For Tania, it is important to have other aspects of life to be able to focus on. Career, work, and other creative projects. Her late husband was an amazing person and she honors it, but life has to go on, especially because at the time she was responsible for a 1,5-year-old baby. There are also many resources out there including the Janda Becanda community that she created.
The complete interview is available on Grace’s Instagram channel (it’s mostly in Indonesian, with English sentences here and there). I hope this article helps to make the contents of our conversation accessible to more people.
One of the most illustrious women I have the privilege to get to know is Giok Hartono, wife of Budi Hartono, the richest person in Indonesia. He is listed on Forbes with a net worth of US $18billion, most of the fortune coming from their family business Djarumclove cigarettes and stakes in Bank Central Asia. His wife is well known to love and support a wide range of the arts from visual to performing. It is through her philanthropy in music that our paths crossed.
Tante Giok (or Auntie, as I called her) was a patron of Cascade Trio, Indonesia’s premiere piano trio which I co-founded, active around the region from 2014-2019. In addition to financial gifts, she also opened her private facilities for us to rehearse at while we were in Jakarta. There are only so few Steinway pianos in Indonesia, and to be able to practice on one was an unimaginable luxury. Needless to say, her support made a huge difference to our musical careers.
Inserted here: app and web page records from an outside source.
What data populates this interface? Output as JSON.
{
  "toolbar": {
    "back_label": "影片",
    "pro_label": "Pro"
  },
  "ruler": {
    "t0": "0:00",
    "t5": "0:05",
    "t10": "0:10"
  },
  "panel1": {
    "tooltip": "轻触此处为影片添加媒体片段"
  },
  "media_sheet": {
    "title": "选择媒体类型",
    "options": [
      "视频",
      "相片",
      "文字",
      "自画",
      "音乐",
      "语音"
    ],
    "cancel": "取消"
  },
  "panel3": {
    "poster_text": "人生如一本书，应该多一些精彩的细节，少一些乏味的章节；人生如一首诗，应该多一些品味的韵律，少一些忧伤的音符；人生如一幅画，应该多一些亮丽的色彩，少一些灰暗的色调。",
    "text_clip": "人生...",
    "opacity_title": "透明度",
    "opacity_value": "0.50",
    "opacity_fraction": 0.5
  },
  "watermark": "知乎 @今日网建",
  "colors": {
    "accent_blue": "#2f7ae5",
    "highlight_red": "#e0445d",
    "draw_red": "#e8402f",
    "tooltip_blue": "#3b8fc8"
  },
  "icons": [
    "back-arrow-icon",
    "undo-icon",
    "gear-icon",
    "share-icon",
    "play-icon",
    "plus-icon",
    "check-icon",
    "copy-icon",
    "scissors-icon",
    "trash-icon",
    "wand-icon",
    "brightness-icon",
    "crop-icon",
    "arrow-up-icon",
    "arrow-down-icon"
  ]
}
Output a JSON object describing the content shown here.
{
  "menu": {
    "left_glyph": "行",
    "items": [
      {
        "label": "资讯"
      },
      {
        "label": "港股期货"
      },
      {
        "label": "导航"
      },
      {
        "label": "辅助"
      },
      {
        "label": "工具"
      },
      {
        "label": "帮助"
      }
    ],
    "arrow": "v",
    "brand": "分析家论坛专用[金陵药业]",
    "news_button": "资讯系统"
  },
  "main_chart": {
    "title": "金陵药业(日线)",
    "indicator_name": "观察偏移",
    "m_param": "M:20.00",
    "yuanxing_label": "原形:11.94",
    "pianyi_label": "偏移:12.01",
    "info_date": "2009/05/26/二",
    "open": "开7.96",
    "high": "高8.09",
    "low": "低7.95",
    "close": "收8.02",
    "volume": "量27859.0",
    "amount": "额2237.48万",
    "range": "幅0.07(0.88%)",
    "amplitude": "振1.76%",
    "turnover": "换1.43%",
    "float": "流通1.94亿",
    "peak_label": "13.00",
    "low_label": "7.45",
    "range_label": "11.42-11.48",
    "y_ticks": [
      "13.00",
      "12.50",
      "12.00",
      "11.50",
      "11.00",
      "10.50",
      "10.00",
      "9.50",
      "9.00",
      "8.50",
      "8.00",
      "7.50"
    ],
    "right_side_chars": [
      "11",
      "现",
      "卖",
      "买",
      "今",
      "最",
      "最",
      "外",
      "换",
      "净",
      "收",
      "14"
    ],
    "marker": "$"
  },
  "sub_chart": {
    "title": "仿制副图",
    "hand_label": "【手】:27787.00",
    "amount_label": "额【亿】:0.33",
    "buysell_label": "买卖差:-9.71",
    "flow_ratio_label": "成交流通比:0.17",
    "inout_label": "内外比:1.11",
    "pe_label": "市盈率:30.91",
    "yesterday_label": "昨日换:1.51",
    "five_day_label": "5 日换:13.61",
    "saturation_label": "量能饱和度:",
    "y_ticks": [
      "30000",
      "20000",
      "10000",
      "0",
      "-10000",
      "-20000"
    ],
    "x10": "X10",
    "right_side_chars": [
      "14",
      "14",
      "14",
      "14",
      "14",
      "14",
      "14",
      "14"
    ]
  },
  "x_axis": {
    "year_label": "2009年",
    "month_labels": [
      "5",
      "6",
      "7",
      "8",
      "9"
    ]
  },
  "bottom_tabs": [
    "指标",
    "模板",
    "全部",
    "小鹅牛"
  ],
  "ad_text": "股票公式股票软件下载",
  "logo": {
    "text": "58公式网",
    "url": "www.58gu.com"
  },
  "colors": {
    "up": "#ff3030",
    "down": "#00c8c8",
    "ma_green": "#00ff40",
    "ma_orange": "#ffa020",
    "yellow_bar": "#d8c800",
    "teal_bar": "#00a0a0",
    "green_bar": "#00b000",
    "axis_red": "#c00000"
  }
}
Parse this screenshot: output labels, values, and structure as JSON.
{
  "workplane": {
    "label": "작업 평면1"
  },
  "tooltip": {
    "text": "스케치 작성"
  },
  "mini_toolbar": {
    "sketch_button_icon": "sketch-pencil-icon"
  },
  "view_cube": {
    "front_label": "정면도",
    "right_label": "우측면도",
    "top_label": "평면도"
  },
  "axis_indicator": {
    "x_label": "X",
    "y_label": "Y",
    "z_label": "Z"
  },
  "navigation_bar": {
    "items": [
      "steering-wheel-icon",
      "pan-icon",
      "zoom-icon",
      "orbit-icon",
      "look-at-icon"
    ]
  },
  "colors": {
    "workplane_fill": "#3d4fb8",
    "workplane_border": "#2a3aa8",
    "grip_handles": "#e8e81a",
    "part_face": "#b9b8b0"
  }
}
From several conversations with her, I observed some daily habits which I have since tried to implement in my life.
1. She takes cold water showers every morning.
Although this sounds like self-torture, it actually has health benefits from increasing endorphins, improving metabolism and blood circulation, all the way to beauty benefits for hair, skin, and scalp. Tante Giok looks about 20 years younger than her real age.
2. She exercises at least one hour every single day.
I will never forget how in my first meeting with her. She proudly told me that she could still do the splits, and promptly demonstrated it right in front of me. I was speechless-not just because she was so flexible at her age, but more because I certainly did not expect the wealthiest lady in Indonesia to be so…unorthodox.
3. She always responds to her WhatsApp messages.
She might not respond immediately, but she would respond at least within 1-2 days. For someone like me who has done so much fundraising (this is the reality of a musicians’ life), I have gotten hundreds of rejected asks, and even more ignored asks. I was used to being disregarded by “important” people who had a lot of money. From getting to know her, I learned that truly important people don’t make other people feel bad. On the contrary, they make YOU feel important. Her default mode is treating everyone with respect, even the lowest person in the social chain.
I’ve been very lucky to be able to learn these lessons from Tante Giok Hartono. Are there super successful people that have surprised or inspired you with their daily habits?
Featured image: Giok Hartono as the goddess Dewi Banowati with Ali Marsudi as the heroic Arjuna in a wayang performance, December 2015.Photographed by Romli Sawunggaling.